BRUCE NAUMAN: VIDEO WORKS
Edward Ressle is pleased to inaugurate its new Shanghai gallery with an exhibition titled ‘BRUCE NAUMAN: VIDEO WORKS’, the first solo exhibition of the artist in mainland China. The exhibition is organized in collaboration with the Video Data Bank (VDB) of the Art Institute of Chicago and the titles were in the original Castelli-Sonnabend video art collection.
Underlining the iconoclastic attitude of the gallery, ‘BRUCE NAUMAN: VIDEO WORKS’ features five renowned key works produced between 1968 and 1969 that are widely considered amongst the most pioneering and influential works of 20th century art history; radically changing not only artistic practice but also our general notion of art. Recorded with a Sony Portapak video camera purchased by the legendary gallerist Leo Castelli, the artist was offered an opportunity to experiment with the flexibility of the recording machine. This culminated in an intense period of video making for Nauman where he created a series of monochromatic film pieces, performing repetitive actions such as stamping, jumping, playing the violin, bouncing balls, within the premises of his studio. Each work is around sixty minutes in length and when exhibited, they provide the audience an impression that Nauman has been performing these various mundane actions forever, and thus subjects himself and the viewer to a minor test of endurance.
Isolated in his studio, his actions have no apparent reason or cause beyond his aesthetic practice. Using his body as the point of departure to explore the limits of everyday situations, Nauman used video as a theatrical stage and a surveillance device within an installation context, influenced by the experimental work of Merce Cunningham, Meredith Monk, La Monte Young, Steve Reich, and Phillip Glass. Borrowing Dadaist ideas about the procedures and operations of art making, the choice of treating his own body as a physical tool or material with which to make sculpture or performance earned Nauman a reputation as a conceptual pioneer in the field of sculpture, as Nauman himself stated, ‘if you can manipulate clay and end up with art, you can manipulate yourself in it as well. It has to do with using the body as a tool, an object to manipulate.’

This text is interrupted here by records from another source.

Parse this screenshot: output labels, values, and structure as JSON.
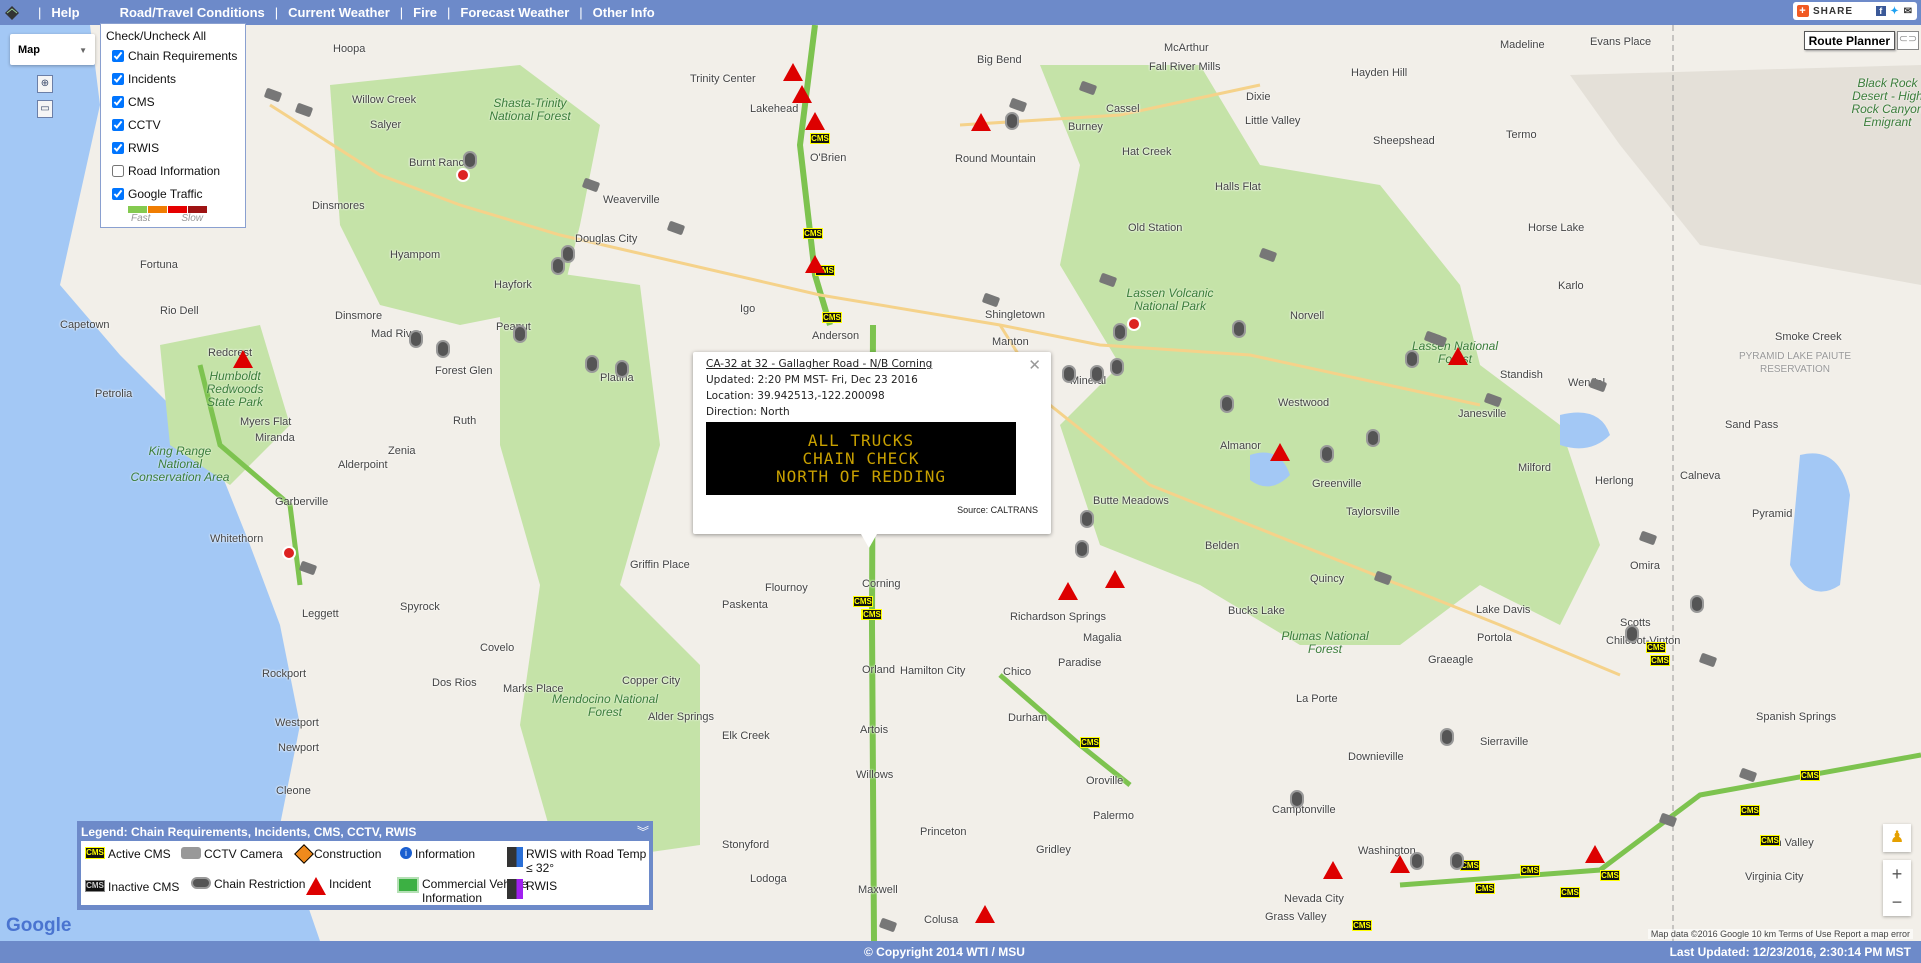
{
  "nav": {
    "items": [
      "Help",
      "Road/Travel Conditions",
      "Current Weather",
      "Fire",
      "Forecast Weather",
      "Other Info"
    ],
    "share_label": "SHARE"
  },
  "layers": {
    "check_all": "Check/Uncheck All",
    "items": [
      {
        "label": "Chain Requirements",
        "checked": true
      },
      {
        "label": "Incidents",
        "checked": true
      },
      {
        "label": "CMS",
        "checked": true
      },
      {
        "label": "CCTV",
        "checked": true
      },
      {
        "label": "RWIS",
        "checked": true
      },
      {
        "label": "Road Information",
        "checked": false
      },
      {
        "label": "Google Traffic",
        "checked": true
      }
    ],
    "traffic_colors": [
      "#84ca50",
      "#f07d02",
      "#e60000",
      "#9e1313"
    ],
    "fast_label": "Fast",
    "slow_label": "Slow"
  },
  "map_type": "Map",
  "route_planner": "Route Planner",
  "popup": {
    "title": "CA-32 at 32 - Gallagher Road - N/B Corning",
    "updated": "Updated: 2:20 PM MST- Fri, Dec 23 2016",
    "location": "Location: 39.942513,-122.200098",
    "direction": "Direction: North",
    "sign_lines": [
      "ALL TRUCKS",
      "CHAIN CHECK",
      "NORTH OF REDDING"
    ],
    "source": "Source: CALTRANS"
  },
  "legend": {
    "title": "Legend: Chain Requirements, Incidents, CMS, CCTV, RWIS",
    "items": [
      "Active CMS",
      "CCTV Camera",
      "Construction",
      "Information",
      "RWIS with Road Temp ≤ 32°",
      "Inactive CMS",
      "Chain Restriction",
      "Incident",
      "Commercial Vehicle Information",
      "RWIS"
    ]
  },
  "map": {
    "places": [
      "Hoopa",
      "Willow Creek",
      "Salyer",
      "Burnt Ranch",
      "Dinsmores",
      "Weaverville",
      "Trinity Center",
      "Big Bend",
      "McArthur",
      "Fall River Mills",
      "Madeline",
      "Evans Place",
      "Hayden Hill",
      "Dixie",
      "Little Valley",
      "Cassel",
      "Burney",
      "Round Mountain",
      "Hat Creek",
      "Sheepshead",
      "Termo",
      "Halls Flat",
      "Old Station",
      "Horse Lake",
      "Karlo",
      "Igo",
      "Shingletown",
      "Manton",
      "Anderson",
      "Hayfork",
      "Hyampom",
      "Douglas City",
      "Fortuna",
      "Rio Dell",
      "Capetown",
      "Dinsmore",
      "Mad River",
      "Forest Glen",
      "Peanut",
      "Platina",
      "Ruth",
      "Petrolia",
      "Myers Flat",
      "Miranda",
      "Zenia",
      "Alderpoint",
      "Garberville",
      "Whitethorn",
      "Leggett",
      "Spyrock",
      "Covelo",
      "Rockport",
      "Dos Rios",
      "Marks Place",
      "Westport",
      "Newport",
      "Cleone",
      "Copper City",
      "Alder Springs",
      "Elk Creek",
      "Stonyford",
      "Lodoga",
      "Griffin Place",
      "Paskenta",
      "Flournoy",
      "Corning",
      "Orland",
      "Hamilton City",
      "Chico",
      "Durham",
      "Paradise",
      "Magalia",
      "Richardson Springs",
      "Artois",
      "Willows",
      "Princeton",
      "Maxwell",
      "Colusa",
      "Gridley",
      "Oroville",
      "Palermo",
      "Butte Meadows",
      "Mineral",
      "Westwood",
      "Almanor",
      "Greenville",
      "Taylorsville",
      "Belden",
      "Quincy",
      "Bucks Lake",
      "Lake Davis",
      "Portola",
      "Graeagle",
      "La Porte",
      "Downieville",
      "Sierraville",
      "Camptonville",
      "Nevada City",
      "Grass Valley",
      "Chilcoot-Vinton",
      "Scotts",
      "Spanish Springs",
      "Sun Valley",
      "Virginia City",
      "Sand Pass",
      "Milford",
      "Herlong",
      "Calneva",
      "Standish",
      "Wendel",
      "Janesville",
      "Smoke Creek",
      "Norvell",
      "Pyramid",
      "Omira",
      "Redcrest",
      "Lakehead",
      "O'Brien",
      "Washington"
    ],
    "areas": [
      "Shasta-Trinity National Forest",
      "Lassen Volcanic National Park",
      "Humboldt Redwoods State Park",
      "King Range National Conservation Area",
      "Mendocino National Forest",
      "Plumas National Forest",
      "Lassen National Forest",
      "PYRAMID LAKE PAIUTE RESERVATION",
      "Black Rock Desert - High Rock Canyon Emigrant"
    ]
  },
  "footer": {
    "copyright": "© Copyright 2014 WTI / MSU",
    "last_updated": "Last Updated: 12/23/2016, 2:30:14 PM MST",
    "attribution": "Map data ©2016 Google   10 km   Terms of Use   Report a map error",
    "google": "Google"
  }
}
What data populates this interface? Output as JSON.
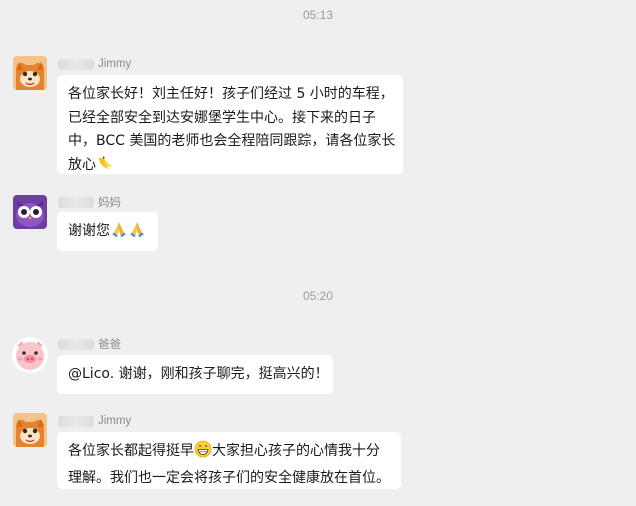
{
  "chat": {
    "timestamps": [
      "05:13",
      "05:20"
    ],
    "messages": [
      {
        "sender": "Jimmy",
        "lines": [
          "各位家长好！刘主任好！孩子们经过 5 小时的车程，",
          "已经全部安全到达安娜堡学生中心。接下来的日子",
          "中，BCC 美国的老师也会全程陪同跟踪，请各位家长",
          "放心"
        ],
        "emoji": "banana-icon"
      },
      {
        "sender": "妈妈",
        "lines": [
          "谢谢您"
        ],
        "emoji": "praying-hands-icon"
      },
      {
        "sender": "爸爸",
        "lines": [
          "@Lico. 谢谢，刚和孩子聊完，挺高兴的！"
        ]
      },
      {
        "sender": "Jimmy",
        "lines": [
          "各位家长都起得挺早",
          "大家担心孩子的心情我十分",
          "理解。我们也一定会将孩子们的安全健康放在首位。"
        ],
        "emoji": "grinning-face-icon"
      }
    ]
  },
  "colors": {
    "background": "#efefef",
    "bubble": "#ffffff",
    "timestamp": "#9b9b9b"
  }
}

Refusing consistency and categorization, Nauman’s prodigious and unconventional oeuvre has made benchmark contributions in a multitude of areas, expressing his thought-provoking ideas in a wide range of media and materials such as sculpture, photography, neon, drawing, printmaking, performance, sound and video. As MoMA director Glenn D. Lowry put in a nutshell in his foreword to the exhibition catalogue of the 2018-2019 traveling retrospective ‘Bruce Nauman: Disappearing Acts’; ‘Challenging the ways in which conventions become codified, his work erases all forms of certainty, mandating that we craft our own meanings rather than accede to more familiar rules. The lessons learned from Bruce’s penetrating intelligence become more and more necessary every day.’ An indisputable hero of postmodernism with a singular lightning-sharp wit, Nauman is known for his groundbreaking and provocative work that pose important questions about the nature of creativity. As Nauman describes, ‘From the beginning I was trying to see if I could make art that… was just there all at once. Like getting hit in the face with a baseball bat. Or better, like getting hit in the back of the neck. You never see it coming; it just knocks you down. I like that idea very much: the kind of intensity that doesn’t give you any trace of whether you’re going to like it or not.’